But back to working from home. IRB Barcelona’s Health and Safety Service has drawn up a a set of recommendations regarding workstations and ergonomics with the idea to protect your health, so please read them. Meanwhile, in these unusual times, I would like to lighten the mood by making some reflections on three aspects of remote working and imposed isolation that I consider important, namely personal relationships and communication (serious reflection), and what you wear and the temptations in the kitchen (attempt at humorous reflection).

Work is a social activity, and the personal relations that take place in our workplace are crucial for our mental wellbeing. We are social animals by nature. As the days of remote working and self-isolation go by, we will start missing our colleagues (yes, you heard that right).  Technology can come to the rescue, offering us amazing possibilities to conduct group video chats and live messaging. Technology will get us through this isolation. Face time is important and those of us working from home should actively exploit the opportunity to chat with friends at work(in our break time obviously). Technology can ease the mental burden of remote working, imposed lockdown and isolation.

When we are finally given the green light to return to our pre-COVID-19 lives, many of us will have concluded that technology can’t replace face to face contact, where body language and direct eye contact are crucial components of our communication. Staring at a tiny dot, which is the camera in your computer, to make it seem that you’re looking someone in the eye will never be able to fully replicate the subtle nuances of in-person communication.

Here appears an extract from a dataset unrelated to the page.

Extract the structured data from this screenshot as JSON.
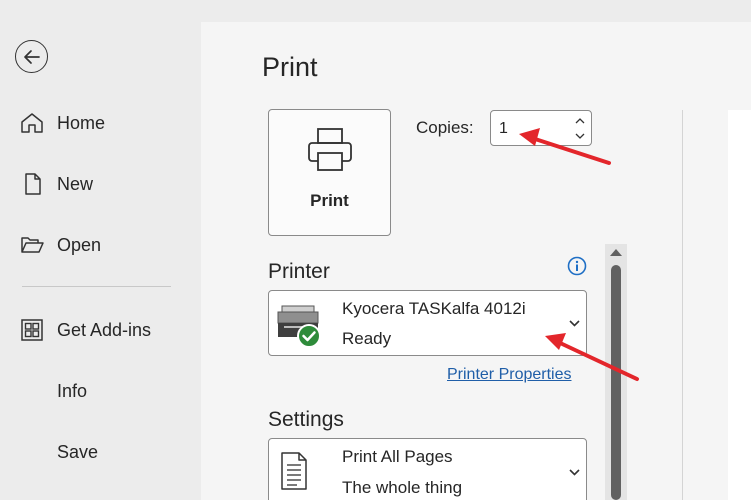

In this same context, it has been said that this pandemic will forge the foundations of a new regime of employment, in which working from home will become the norm. While many, including me, will embrace this flexibility and the time and cost-saving involved (for the individual and company alike), remote working should be implemented with great care.

Second on my “issues” list is “what you wear” when working from home. I spoke to a colleague the other day and she was sitting in a dressing gown. That’s fine as I have known her for years, but if her boss had rung for face time, she may have been more than a little embarrassed.  So be warned. Don’t kick about your house in PJs!

The final issue I have with working from home is the lure of the kitchen. Are you experiencing the same thing? At the office, we can distract ourselves from rumbling tummies by talking to co-workers, leaving the office to go to the toilet, etc. But at home, there is a magnetic attraction to the pantry (the cupboard where you keep junk food like crisps and biscuits). Have you noticed the lack of biscuits in supermarkets (and toilet rolls of course!)? Could this be indicative of the growing addiction of a stay at home workforce to foods high in sugar and carbohydrates? Who in their right mind goes to the kitchen in search of a tomato? I rest my case.

The coming weeks will be a test of our team spirit and self-discipline. Hang on in there everyone!

Tanya Yates

About IRB Barcelona

The Institute for Research in Biomedicine (IRB Barcelona) pursues a society free of disease. To this end, it conducts multidisciplinary research of excellence to cure cancer and other diseases linked to ageing. It establishes technology transfer agreements with the pharmaceutical industry and major hospitals to bring research results closer to society, and organises a range of science outreach activities to engage the public in an open dialogue. IRB Barcelona is an international centre that hosts 400 researchers and more than 30 nationalities. Recognised as a Severo Ochoa Centre of Excellence since 2011, IRB Barcelona is a CERCA centre and member of the Barcelona Institute of Science and Technology (BIST).